Problem details:
Set down the entries again word for word, without any of the images.

[App and web page records]
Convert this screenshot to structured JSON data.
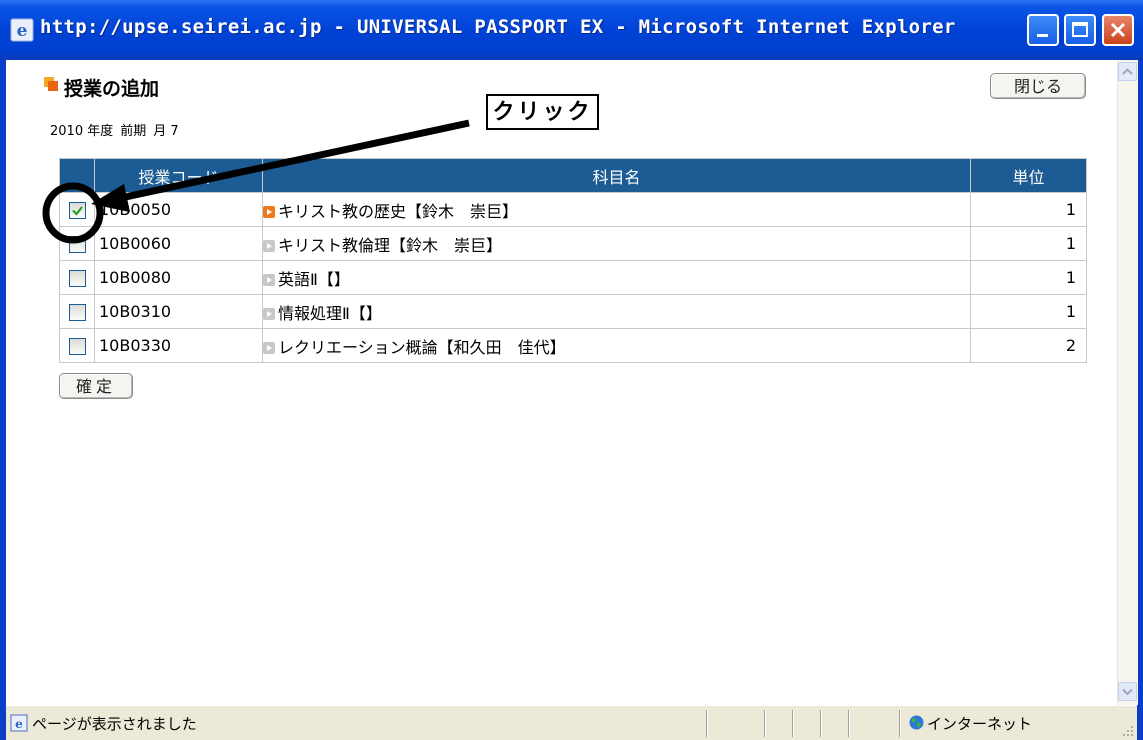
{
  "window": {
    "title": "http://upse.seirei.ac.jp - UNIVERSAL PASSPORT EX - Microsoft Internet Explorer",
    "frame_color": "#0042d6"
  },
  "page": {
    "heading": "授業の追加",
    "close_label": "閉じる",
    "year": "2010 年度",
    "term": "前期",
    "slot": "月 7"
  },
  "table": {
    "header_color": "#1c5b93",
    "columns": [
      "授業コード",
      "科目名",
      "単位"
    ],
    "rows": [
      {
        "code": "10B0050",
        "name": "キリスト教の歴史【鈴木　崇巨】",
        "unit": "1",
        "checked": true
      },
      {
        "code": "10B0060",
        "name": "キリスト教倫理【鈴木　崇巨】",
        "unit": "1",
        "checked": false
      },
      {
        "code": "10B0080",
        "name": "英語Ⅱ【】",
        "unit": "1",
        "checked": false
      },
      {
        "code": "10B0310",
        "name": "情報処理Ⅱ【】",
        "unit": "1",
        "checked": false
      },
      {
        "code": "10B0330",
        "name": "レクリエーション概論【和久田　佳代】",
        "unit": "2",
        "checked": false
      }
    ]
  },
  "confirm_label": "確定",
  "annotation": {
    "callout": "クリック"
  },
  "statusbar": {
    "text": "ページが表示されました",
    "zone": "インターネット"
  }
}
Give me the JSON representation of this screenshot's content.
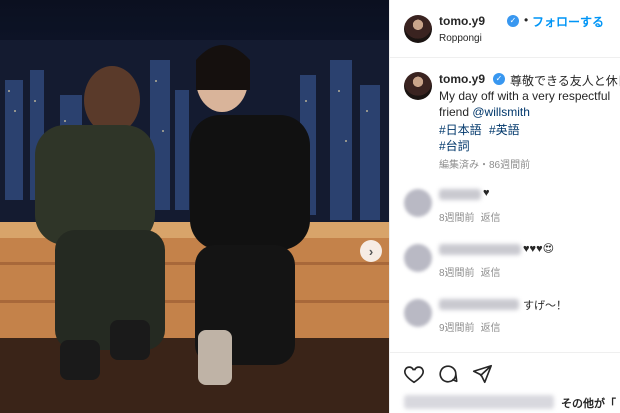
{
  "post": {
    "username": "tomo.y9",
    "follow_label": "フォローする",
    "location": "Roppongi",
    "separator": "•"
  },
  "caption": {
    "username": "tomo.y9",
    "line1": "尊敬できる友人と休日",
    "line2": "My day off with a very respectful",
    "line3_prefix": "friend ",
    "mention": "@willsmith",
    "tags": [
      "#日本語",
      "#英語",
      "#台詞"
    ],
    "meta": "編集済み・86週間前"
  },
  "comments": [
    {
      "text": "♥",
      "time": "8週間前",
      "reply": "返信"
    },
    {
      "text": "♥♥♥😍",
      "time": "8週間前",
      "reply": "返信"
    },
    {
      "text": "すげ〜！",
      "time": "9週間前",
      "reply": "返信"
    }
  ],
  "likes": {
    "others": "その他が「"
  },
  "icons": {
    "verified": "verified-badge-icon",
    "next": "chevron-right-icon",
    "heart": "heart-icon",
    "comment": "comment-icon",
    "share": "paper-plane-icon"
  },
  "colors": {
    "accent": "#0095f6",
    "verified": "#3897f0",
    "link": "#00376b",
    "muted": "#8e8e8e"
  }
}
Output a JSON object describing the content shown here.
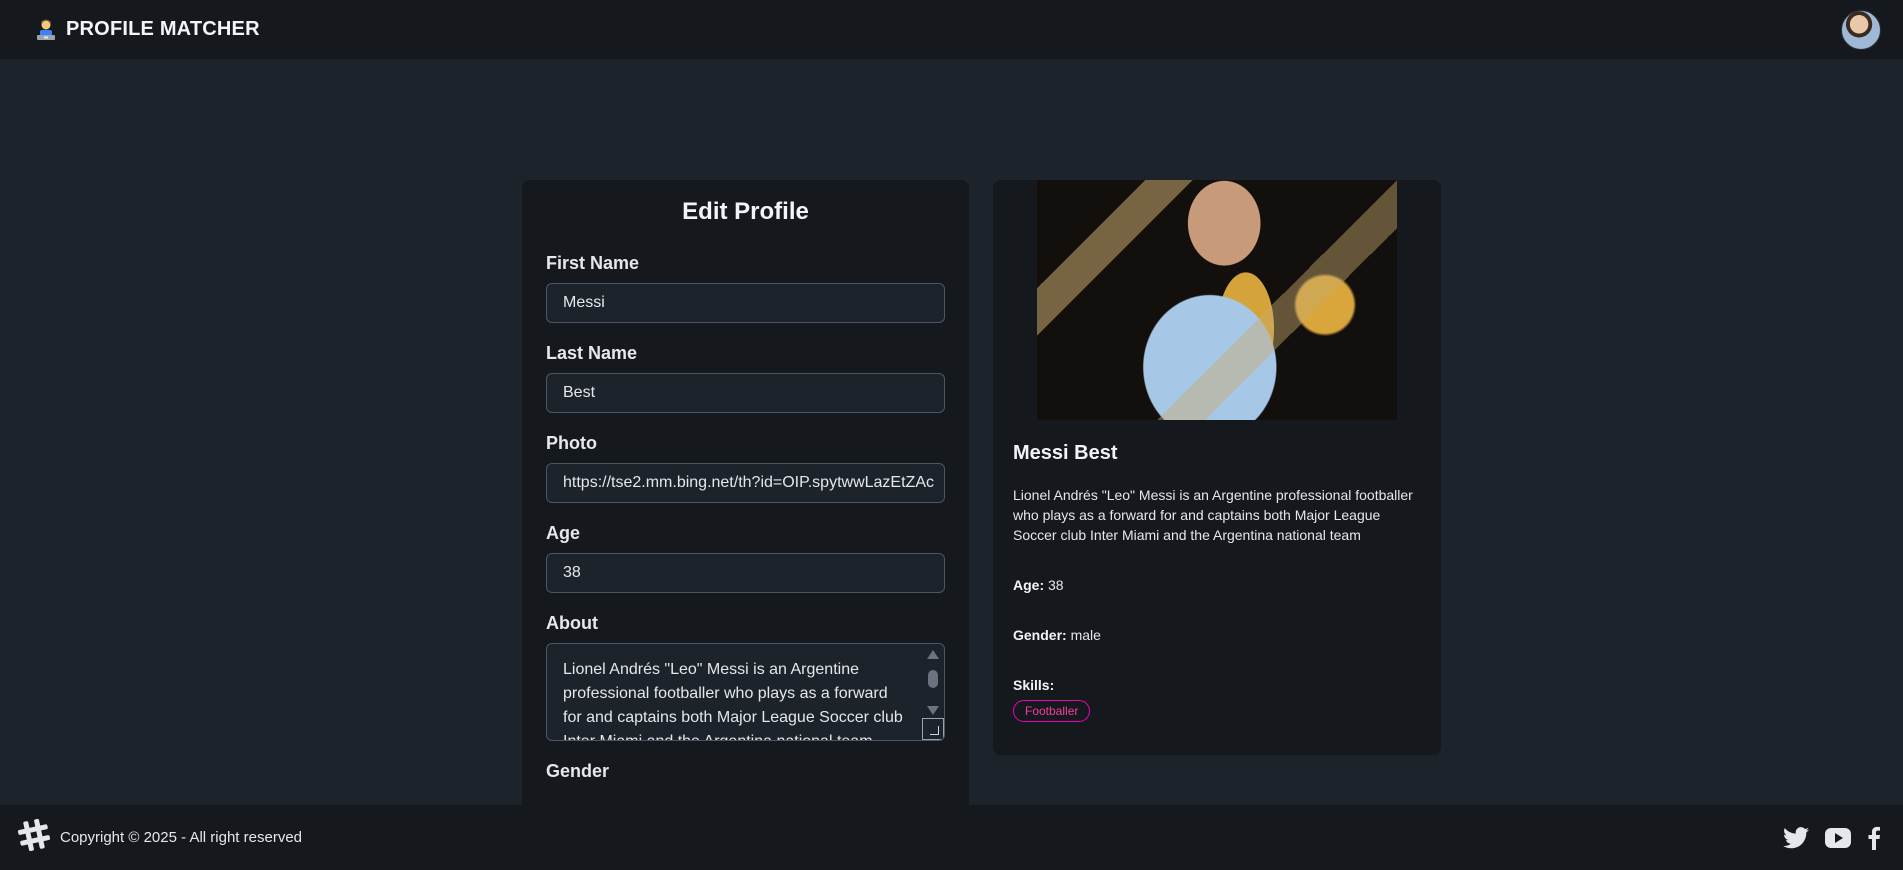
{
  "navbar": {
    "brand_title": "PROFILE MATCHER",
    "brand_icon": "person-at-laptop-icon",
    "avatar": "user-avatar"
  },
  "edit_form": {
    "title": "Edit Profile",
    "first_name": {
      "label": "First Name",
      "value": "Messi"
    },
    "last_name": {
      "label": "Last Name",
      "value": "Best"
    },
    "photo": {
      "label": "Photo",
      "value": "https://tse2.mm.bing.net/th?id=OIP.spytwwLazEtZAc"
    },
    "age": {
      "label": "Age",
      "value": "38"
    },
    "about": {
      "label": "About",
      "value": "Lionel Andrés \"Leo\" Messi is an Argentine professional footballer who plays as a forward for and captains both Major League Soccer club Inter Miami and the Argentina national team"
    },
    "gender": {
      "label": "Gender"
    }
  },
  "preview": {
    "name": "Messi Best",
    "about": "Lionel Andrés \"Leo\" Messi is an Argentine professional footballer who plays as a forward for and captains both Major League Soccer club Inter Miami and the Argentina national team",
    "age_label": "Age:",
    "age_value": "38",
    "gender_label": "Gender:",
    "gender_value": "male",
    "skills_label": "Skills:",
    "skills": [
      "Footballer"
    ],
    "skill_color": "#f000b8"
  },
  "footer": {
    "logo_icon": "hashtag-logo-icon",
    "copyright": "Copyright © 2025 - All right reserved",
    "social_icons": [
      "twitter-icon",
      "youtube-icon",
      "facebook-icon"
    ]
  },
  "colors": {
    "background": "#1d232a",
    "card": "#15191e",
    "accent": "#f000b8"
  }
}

Answer box:
Convert this screenshot to structured JSON data.
{
  "window": {
    "title": "http://upse.seirei.ac.jp - UNIVERSAL PASSPORT EX - Microsoft Internet Explorer",
    "frame_color": "#0042d6"
  },
  "page": {
    "heading": "授業の追加",
    "close_label": "閉じる",
    "year": "2010 年度",
    "term": "前期",
    "slot": "月 7"
  },
  "table": {
    "header_color": "#1c5b93",
    "columns": [
      "授業コード",
      "科目名",
      "単位"
    ],
    "rows": [
      {
        "code": "10B0050",
        "name": "キリスト教の歴史【鈴木　崇巨】",
        "unit": "1",
        "checked": true
      },
      {
        "code": "10B0060",
        "name": "キリスト教倫理【鈴木　崇巨】",
        "unit": "1",
        "checked": false
      },
      {
        "code": "10B0080",
        "name": "英語Ⅱ【】",
        "unit": "1",
        "checked": false
      },
      {
        "code": "10B0310",
        "name": "情報処理Ⅱ【】",
        "unit": "1",
        "checked": false
      },
      {
        "code": "10B0330",
        "name": "レクリエーション概論【和久田　佳代】",
        "unit": "2",
        "checked": false
      }
    ]
  },
  "confirm_label": "確定",
  "annotation": {
    "callout": "クリック"
  },
  "statusbar": {
    "text": "ページが表示されました",
    "zone": "インターネット"
  }
}
Give me the JSON representation of this screenshot's content.
{
  "post": {
    "username": "tomo.y9",
    "follow_label": "フォローする",
    "location": "Roppongi",
    "separator": "•"
  },
  "caption": {
    "username": "tomo.y9",
    "line1": "尊敬できる友人と休日",
    "line2": "My day off with a very respectful",
    "line3_prefix": "friend ",
    "mention": "@willsmith",
    "tags": [
      "#日本語",
      "#英語",
      "#台詞"
    ],
    "meta": "編集済み・86週間前"
  },
  "comments": [
    {
      "text": "♥",
      "time": "8週間前",
      "reply": "返信"
    },
    {
      "text": "♥♥♥😍",
      "time": "8週間前",
      "reply": "返信"
    },
    {
      "text": "すげ〜！",
      "time": "9週間前",
      "reply": "返信"
    }
  ],
  "likes": {
    "others": "その他が「"
  },
  "icons": {
    "verified": "verified-badge-icon",
    "next": "chevron-right-icon",
    "heart": "heart-icon",
    "comment": "comment-icon",
    "share": "paper-plane-icon"
  },
  "colors": {
    "accent": "#0095f6",
    "verified": "#3897f0",
    "link": "#00376b",
    "muted": "#8e8e8e"
  }
}
Output a JSON object describing the content shown here.
{
  "navbar": {
    "brand_title": "PROFILE MATCHER",
    "brand_icon": "person-at-laptop-icon",
    "avatar": "user-avatar"
  },
  "edit_form": {
    "title": "Edit Profile",
    "first_name": {
      "label": "First Name",
      "value": "Messi"
    },
    "last_name": {
      "label": "Last Name",
      "value": "Best"
    },
    "photo": {
      "label": "Photo",
      "value": "https://tse2.mm.bing.net/th?id=OIP.spytwwLazEtZAc"
    },
    "age": {
      "label": "Age",
      "value": "38"
    },
    "about": {
      "label": "About",
      "value": "Lionel Andrés \"Leo\" Messi is an Argentine professional footballer who plays as a forward for and captains both Major League Soccer club Inter Miami and the Argentina national team"
    },
    "gender": {
      "label": "Gender"
    }
  },
  "preview": {
    "name": "Messi Best",
    "about": "Lionel Andrés \"Leo\" Messi is an Argentine professional footballer who plays as a forward for and captains both Major League Soccer club Inter Miami and the Argentina national team",
    "age_label": "Age:",
    "age_value": "38",
    "gender_label": "Gender:",
    "gender_value": "male",
    "skills_label": "Skills:",
    "skills": [
      "Footballer"
    ],
    "skill_color": "#f000b8"
  },
  "footer": {
    "logo_icon": "hashtag-logo-icon",
    "copyright": "Copyright © 2025 - All right reserved",
    "social_icons": [
      "twitter-icon",
      "youtube-icon",
      "facebook-icon"
    ]
  },
  "colors": {
    "background": "#1d232a",
    "card": "#15191e",
    "accent": "#f000b8"
  }
}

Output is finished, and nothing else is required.